Picking the Right Windows for the Period of Your House

At Darcy Joinery we are experts in constructing timber joinery for beautiful homes, including doors, windows and staircases. With over 30 years in the joinery industry we really know our stuff, but we don’t expect you to. When it comes to fitting new features of your house it can be hard to know what will suit your property best, and that’s why we’ve put together this guide to clarify some frequently asked questions about windows.

What is the difference between sash and casement windows?

A sash window is made of one or more sliding panels or “sashes” that form a frame to hold panes of glass, and these are separated from other panes by narrow wooden bars called mutins. Sash windows work using a pulley system, and the weight of the glazed panel is balanced by a heavy cast iron or steel counter-weight concealed within the window frame. Our sash windows can be fitted with simple side hinges so they can be opened inwards to facilitate cleaning.

The casement window is one of the most common types of window found in the UK. These windows are made up of multiple panes of glass separated by wooden beading and a solid wood frame.
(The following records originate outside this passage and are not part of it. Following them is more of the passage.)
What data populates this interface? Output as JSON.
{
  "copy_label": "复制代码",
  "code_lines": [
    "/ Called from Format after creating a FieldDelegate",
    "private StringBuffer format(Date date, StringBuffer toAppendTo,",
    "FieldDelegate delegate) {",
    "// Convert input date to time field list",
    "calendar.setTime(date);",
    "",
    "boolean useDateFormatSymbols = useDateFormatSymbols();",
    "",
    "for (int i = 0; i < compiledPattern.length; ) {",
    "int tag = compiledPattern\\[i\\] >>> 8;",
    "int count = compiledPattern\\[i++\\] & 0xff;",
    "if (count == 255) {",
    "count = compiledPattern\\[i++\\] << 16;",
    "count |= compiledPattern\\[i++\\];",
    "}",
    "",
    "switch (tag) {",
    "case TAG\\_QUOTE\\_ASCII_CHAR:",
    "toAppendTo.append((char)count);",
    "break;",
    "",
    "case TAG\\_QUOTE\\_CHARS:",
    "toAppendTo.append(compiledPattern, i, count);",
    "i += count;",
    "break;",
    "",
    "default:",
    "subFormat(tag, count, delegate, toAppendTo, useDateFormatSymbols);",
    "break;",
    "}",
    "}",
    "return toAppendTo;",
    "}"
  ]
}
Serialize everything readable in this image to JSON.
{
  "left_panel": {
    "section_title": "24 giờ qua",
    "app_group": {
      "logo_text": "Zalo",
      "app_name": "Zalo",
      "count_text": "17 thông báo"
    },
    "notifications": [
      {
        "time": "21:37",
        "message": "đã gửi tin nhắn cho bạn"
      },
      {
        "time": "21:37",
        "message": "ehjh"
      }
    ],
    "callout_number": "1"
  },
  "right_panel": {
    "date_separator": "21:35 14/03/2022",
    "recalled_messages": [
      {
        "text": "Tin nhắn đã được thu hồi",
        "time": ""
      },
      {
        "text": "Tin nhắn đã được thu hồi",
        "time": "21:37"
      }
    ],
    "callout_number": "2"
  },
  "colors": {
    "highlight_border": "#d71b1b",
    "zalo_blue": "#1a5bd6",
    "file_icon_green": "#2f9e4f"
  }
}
Traditionally, these windows were hinged on the side and opened inward, but modern versions are fitted with rebated openers so that they open outwards and offer better storm protection.

Where are sash and casement windows found?
Sash windows were invented in the 17th century around the same time as casement windows as a replacement for stone bullioned windows. These sliding devices are most often seen in Georgian, Victorian and Edwardian properties, but the earliest surviving examples in England were installed at Ham House in Richmond in the 1670s. If you’re not sure of the period of your house, then you can get an idea by how many panes a window has – typically the more panes, the older the house is. If the sashes have a “six over six” pane arrangement they are likely to be Victorian.

The traditional timber casement window became extremely popular in the 18th century, and by the Victorian period they were the most popular type of window. If your windows have latticing, which is often diagonal, or the panes are held together using lead then your windows probably date back to the 1800s. Although it is a shame to remove original parts of the house, the older the window, the less efficient it is. If your windows have six panes then they are likely to be Victorian. The same goes with casement windows that the larger the panes and the clearer the glass, the younger your windows will be.

If you are lucky enough to own a period property we appreciate your reluctance to replace original features. The truth about century old windows though is they require a huge amount of maintenance, and no matter how well insulated your walls are the single glazing will let heat escape. At Darcy Joinery we provide sash windows in Manchester that are carefully crafted to replicate your original windows, but with added modern features such as locking handles and draft proofing.